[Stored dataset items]
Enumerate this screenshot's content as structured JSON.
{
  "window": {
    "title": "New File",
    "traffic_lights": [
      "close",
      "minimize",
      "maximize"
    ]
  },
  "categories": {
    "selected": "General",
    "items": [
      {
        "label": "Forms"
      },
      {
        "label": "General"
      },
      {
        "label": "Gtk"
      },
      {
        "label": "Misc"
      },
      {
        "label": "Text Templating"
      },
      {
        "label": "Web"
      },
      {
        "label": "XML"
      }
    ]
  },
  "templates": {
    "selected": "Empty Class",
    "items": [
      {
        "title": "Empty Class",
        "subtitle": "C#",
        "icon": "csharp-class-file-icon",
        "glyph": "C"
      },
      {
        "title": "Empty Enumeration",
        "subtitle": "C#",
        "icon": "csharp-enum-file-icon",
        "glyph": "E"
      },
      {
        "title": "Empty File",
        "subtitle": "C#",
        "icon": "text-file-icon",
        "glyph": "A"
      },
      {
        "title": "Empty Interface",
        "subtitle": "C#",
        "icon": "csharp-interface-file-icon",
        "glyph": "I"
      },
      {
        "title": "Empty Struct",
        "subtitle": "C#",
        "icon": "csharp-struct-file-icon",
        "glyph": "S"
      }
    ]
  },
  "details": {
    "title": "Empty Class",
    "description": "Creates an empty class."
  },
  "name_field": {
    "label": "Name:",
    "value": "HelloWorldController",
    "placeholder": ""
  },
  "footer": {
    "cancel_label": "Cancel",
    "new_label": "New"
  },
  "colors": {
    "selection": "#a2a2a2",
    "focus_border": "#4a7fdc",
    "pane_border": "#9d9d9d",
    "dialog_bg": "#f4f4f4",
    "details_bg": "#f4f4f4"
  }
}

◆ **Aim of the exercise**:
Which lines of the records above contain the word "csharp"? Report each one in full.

◆ **Answer section**:
        "icon": "csharp-class-file-icon",
        "icon": "csharp-enum-file-icon",
        "icon": "csharp-interface-file-icon",
        "icon": "csharp-struct-file-icon",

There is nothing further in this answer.